Track Your Progress
Measuring levels of blood oxygenation and lung function are essential to monitoring the progression of IPF and in identifying AE-IPF events before they become too difficult to control.
A spirometer or lung function measurement device can assist in providing a quantitative measurement of your lung capacity. Spirometers measure the exhalation output of lungs after one deep inhalation.
A pulse oximeter is a non-invasive tool for measuring blood oxygen levels. It is a highly recommended way to track your progress, and most models are inexpensive. You can purchase a pulse oximeter for around $15 from pharmacies or health shops. Some smartphones also come with built-in oximeters. Record your levels regularly, especially if trying new exercises and supplements.

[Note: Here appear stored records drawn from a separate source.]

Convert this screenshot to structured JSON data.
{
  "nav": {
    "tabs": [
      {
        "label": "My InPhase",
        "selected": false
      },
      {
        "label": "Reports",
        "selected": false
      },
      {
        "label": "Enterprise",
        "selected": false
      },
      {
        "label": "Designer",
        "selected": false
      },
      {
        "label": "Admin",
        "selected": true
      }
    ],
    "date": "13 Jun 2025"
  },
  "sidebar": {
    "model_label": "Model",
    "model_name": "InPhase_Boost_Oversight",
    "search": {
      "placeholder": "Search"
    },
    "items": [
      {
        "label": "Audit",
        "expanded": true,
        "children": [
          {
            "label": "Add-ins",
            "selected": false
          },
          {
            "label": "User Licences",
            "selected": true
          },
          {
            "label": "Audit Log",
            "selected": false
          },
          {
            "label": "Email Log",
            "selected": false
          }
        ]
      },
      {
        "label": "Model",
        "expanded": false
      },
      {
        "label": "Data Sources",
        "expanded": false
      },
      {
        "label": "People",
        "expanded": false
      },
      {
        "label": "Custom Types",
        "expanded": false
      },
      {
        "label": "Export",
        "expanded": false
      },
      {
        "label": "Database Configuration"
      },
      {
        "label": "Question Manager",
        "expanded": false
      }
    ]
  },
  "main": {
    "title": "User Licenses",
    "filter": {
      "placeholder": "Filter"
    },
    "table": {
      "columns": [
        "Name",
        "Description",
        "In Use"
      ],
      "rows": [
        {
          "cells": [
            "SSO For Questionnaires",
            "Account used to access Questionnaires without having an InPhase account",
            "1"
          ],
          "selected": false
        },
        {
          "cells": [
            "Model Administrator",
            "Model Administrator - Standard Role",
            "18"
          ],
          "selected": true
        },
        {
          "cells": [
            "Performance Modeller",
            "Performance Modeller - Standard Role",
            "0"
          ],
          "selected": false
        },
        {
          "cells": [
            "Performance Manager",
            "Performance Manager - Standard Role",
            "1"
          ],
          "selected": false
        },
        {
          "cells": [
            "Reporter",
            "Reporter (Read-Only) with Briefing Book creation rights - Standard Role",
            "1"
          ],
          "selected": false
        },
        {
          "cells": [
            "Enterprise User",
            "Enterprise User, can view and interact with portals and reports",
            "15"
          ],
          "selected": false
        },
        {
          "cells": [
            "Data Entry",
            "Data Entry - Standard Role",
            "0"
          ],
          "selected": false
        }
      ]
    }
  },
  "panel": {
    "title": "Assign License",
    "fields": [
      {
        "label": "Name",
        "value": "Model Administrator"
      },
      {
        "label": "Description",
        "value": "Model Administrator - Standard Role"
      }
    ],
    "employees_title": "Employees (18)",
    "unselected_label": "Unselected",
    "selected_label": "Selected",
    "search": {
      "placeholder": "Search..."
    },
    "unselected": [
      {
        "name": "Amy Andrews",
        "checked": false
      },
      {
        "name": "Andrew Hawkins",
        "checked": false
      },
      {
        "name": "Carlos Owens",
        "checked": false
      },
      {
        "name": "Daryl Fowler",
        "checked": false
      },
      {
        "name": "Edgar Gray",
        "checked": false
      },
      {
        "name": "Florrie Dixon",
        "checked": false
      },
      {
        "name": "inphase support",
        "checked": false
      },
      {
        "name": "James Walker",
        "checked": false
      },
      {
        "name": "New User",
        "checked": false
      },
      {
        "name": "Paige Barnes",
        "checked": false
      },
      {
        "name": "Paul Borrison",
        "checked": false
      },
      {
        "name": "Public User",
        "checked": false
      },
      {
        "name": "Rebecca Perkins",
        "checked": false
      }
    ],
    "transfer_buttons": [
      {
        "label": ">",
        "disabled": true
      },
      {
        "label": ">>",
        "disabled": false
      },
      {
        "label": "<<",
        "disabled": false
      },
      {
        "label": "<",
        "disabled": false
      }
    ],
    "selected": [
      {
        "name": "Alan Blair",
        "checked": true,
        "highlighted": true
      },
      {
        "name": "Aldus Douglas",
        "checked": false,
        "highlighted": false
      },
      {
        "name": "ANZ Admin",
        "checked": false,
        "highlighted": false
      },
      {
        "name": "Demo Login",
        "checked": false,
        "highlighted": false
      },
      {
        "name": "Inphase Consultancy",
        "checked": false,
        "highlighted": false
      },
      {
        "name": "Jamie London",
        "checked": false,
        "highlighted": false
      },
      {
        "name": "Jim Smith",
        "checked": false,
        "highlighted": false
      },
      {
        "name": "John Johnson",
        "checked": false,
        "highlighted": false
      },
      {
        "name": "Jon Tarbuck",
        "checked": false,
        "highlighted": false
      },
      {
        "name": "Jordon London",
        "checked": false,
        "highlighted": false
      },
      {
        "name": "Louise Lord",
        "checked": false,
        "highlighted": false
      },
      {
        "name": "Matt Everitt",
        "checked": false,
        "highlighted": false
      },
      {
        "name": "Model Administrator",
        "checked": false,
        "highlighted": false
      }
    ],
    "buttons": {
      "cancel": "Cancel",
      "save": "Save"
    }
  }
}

An exercise test, like the six-minute walk test, can be used to chart your fatigue levels. In these tests, a short exercise program–for example, walking for six minutes–is conducted with a post-exercise evaluation of heart rate, breathing and general well-being.
AE-IPF and How to Cope
IPF is a difficult diagnosis. While researchers are still working to understand the mechanisms behind it, which hopefully will lead to curative treatments, there are ways to reduce the chance of having an acute event.
Exercising, avoiding exposure to triggers and using antifibrotic enzyme supplements are some of the primary strategies to improve prognosis. Antifibrotic medication has been proven successful in slowing progression, and trials of autoimmune suppressant therapy are both promising and ongoing.
Maintain fitness and avoid triggers as much as possible, and commit to a palliative care regimen to improve your quality of life. Additionally, discuss treatment options with a medical professional, ideally a pulmonologist, about specific medical treatments available to you, as advances may occur at any time. Research and read about other complementary therapies that may help with your condition.